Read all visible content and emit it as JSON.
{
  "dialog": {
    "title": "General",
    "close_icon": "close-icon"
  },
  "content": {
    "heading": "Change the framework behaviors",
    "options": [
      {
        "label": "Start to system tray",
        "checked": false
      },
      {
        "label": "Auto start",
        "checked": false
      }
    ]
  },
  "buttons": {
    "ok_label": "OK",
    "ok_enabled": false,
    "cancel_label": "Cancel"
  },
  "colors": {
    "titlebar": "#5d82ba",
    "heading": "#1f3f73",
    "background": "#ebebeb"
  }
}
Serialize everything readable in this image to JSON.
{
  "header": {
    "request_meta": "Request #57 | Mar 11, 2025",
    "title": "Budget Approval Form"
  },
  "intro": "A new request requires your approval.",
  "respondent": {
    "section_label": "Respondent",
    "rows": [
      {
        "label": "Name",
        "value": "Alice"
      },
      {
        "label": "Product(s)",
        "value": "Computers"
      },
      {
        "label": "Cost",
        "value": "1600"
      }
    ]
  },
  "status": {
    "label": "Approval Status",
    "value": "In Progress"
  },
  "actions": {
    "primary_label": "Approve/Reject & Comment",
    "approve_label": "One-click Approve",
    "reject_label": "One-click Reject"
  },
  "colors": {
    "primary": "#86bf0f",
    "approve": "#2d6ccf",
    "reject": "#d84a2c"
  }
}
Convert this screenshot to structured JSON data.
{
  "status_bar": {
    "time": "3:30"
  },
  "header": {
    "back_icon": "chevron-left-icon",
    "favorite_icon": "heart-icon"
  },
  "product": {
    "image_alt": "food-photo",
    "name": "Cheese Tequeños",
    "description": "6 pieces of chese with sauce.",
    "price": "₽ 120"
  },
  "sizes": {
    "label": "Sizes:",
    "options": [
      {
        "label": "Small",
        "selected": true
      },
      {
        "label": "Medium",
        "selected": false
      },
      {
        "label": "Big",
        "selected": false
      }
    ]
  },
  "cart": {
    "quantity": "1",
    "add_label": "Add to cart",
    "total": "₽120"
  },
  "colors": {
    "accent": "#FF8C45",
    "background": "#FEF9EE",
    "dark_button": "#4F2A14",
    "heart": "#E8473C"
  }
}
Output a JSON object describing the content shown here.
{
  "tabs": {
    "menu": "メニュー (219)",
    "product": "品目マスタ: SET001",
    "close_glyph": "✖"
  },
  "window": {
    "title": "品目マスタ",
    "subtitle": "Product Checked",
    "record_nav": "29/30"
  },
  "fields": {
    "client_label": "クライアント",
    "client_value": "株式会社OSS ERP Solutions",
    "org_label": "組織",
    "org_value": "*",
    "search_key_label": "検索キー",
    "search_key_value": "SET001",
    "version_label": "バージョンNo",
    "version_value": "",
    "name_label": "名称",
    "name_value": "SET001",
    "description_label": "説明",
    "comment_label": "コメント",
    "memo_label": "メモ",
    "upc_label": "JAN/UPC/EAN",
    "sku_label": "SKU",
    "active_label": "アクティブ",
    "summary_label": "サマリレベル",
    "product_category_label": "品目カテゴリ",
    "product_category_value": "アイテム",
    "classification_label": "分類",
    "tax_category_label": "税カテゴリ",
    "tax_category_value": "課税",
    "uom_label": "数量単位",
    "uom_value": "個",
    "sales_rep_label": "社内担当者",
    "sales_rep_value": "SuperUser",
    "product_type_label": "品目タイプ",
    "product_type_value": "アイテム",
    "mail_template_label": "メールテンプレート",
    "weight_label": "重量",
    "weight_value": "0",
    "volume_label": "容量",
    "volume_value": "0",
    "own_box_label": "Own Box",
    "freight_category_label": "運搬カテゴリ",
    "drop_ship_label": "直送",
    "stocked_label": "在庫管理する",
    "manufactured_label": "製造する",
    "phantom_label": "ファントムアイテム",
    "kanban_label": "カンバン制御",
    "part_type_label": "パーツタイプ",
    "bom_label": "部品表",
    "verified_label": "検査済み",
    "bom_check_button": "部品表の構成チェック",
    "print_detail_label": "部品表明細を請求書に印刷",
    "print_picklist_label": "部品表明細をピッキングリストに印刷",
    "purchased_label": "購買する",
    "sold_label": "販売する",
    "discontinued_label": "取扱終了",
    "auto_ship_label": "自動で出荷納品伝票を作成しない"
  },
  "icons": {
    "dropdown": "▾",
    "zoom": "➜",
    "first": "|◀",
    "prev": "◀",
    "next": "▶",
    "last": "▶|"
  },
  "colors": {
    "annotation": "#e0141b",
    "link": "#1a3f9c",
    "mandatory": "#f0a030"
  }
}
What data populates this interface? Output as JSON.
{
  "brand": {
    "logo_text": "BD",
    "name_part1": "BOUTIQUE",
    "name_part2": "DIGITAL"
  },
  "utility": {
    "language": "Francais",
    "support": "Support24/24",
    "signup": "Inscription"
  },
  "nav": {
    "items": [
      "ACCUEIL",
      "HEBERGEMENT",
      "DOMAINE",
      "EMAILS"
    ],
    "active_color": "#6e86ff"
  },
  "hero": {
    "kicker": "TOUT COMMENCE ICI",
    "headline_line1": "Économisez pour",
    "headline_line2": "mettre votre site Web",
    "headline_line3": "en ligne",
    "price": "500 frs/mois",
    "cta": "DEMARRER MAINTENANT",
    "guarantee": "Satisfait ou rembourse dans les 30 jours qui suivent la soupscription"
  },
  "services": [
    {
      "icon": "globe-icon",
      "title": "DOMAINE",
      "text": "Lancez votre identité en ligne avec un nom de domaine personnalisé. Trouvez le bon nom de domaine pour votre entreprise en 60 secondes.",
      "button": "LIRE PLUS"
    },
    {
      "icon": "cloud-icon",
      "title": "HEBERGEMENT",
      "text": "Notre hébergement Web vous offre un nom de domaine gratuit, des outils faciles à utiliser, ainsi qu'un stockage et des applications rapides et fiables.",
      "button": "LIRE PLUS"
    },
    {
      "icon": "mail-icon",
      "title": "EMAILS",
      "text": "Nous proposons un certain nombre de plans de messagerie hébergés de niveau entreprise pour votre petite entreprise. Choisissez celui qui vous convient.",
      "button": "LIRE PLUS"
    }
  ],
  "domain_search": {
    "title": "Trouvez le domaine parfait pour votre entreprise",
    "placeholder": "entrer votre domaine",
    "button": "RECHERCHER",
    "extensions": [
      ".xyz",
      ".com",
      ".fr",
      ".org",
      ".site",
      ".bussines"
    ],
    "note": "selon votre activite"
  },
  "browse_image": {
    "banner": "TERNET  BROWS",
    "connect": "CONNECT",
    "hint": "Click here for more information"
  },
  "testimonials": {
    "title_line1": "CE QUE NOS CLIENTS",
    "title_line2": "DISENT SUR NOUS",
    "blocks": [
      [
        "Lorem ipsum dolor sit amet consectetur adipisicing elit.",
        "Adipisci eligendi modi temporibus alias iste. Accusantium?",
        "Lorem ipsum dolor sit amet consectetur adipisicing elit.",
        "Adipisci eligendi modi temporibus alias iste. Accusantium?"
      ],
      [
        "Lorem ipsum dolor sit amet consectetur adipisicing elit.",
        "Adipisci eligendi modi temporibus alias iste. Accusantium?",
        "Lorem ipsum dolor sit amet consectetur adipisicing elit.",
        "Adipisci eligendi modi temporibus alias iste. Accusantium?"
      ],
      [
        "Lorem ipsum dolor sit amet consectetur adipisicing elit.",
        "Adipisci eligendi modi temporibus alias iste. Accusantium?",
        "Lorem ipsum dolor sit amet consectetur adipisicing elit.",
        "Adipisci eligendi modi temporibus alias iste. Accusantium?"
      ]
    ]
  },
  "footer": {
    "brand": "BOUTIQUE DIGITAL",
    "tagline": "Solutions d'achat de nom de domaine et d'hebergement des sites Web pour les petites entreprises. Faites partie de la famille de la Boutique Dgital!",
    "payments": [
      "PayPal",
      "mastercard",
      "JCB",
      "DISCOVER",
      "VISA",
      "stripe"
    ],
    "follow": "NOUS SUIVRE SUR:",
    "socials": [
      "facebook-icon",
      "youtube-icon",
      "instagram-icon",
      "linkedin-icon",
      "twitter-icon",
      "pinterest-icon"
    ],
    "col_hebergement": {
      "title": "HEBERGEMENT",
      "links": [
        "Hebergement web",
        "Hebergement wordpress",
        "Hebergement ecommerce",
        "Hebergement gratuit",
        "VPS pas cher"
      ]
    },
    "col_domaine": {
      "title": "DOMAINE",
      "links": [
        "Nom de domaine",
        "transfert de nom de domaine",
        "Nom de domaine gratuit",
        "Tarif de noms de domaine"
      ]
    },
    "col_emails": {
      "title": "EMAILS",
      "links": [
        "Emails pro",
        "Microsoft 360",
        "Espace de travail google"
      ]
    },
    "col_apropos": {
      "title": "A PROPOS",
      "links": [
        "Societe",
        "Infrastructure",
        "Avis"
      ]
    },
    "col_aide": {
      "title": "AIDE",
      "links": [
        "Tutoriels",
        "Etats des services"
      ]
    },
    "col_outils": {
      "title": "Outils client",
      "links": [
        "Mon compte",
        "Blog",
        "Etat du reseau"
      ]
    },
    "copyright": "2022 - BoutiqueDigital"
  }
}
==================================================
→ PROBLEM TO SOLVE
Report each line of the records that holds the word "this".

→ EXERCISE OUTPUT
Serialize everything readable in this image to JSON.
Convert this screenshot to structured JSON data.
What data populates this interface? Output as JSON.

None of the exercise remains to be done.